Your task is to find every line in the records that holds the string "glyph" and copy it.

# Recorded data
◇ ◇ ◇ ◇ ◇

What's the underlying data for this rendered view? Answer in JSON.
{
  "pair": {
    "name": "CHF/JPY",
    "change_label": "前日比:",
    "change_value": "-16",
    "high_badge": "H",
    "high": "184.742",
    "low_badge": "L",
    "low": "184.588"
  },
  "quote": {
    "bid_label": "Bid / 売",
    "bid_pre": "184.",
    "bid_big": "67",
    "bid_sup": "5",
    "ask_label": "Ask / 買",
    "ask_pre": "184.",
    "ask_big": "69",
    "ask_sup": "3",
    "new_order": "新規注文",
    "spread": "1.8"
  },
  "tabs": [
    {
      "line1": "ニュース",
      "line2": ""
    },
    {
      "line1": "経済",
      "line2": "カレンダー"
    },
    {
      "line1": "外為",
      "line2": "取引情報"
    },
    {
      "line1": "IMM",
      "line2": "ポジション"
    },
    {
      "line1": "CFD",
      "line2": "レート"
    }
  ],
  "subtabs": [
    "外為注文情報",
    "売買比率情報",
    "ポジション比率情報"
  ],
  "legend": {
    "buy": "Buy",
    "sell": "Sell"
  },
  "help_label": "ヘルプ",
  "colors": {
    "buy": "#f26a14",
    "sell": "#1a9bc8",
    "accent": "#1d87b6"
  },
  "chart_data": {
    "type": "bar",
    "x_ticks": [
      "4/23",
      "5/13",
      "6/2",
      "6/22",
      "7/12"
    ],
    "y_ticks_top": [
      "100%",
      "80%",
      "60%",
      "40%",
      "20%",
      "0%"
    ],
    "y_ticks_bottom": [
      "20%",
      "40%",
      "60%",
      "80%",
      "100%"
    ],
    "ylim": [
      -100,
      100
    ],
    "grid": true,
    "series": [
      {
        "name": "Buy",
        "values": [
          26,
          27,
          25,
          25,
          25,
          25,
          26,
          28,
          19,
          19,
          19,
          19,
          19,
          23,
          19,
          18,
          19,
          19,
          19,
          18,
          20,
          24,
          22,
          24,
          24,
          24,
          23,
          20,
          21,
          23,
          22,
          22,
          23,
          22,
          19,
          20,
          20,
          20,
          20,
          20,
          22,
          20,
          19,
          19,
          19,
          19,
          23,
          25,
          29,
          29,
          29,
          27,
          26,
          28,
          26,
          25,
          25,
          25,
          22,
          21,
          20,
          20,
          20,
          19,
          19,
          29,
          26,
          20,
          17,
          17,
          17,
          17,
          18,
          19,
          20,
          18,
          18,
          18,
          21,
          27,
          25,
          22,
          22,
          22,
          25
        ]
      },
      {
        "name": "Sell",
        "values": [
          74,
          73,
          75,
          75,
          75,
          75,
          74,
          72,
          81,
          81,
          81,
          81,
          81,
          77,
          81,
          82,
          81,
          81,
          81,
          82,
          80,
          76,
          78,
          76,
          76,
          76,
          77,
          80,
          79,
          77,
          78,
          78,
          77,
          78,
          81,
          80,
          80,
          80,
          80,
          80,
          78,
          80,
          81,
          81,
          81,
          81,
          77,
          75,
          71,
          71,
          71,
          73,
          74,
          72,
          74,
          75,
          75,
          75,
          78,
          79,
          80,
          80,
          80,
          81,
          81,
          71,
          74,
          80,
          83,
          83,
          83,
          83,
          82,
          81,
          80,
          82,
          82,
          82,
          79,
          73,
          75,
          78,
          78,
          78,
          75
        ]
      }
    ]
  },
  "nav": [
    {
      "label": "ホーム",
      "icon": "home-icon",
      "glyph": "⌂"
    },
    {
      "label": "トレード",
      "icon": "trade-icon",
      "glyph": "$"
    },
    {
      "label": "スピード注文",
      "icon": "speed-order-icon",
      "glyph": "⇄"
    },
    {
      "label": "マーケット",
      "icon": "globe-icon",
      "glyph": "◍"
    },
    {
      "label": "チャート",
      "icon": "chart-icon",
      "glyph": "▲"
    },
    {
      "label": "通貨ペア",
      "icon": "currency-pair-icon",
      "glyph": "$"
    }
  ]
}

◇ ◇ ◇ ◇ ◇

# Answer section
      "glyph": "⌂"
      "glyph": "$"
      "glyph": "⇄"
      "glyph": "◍"
      "glyph": "▲"
      "glyph": "$"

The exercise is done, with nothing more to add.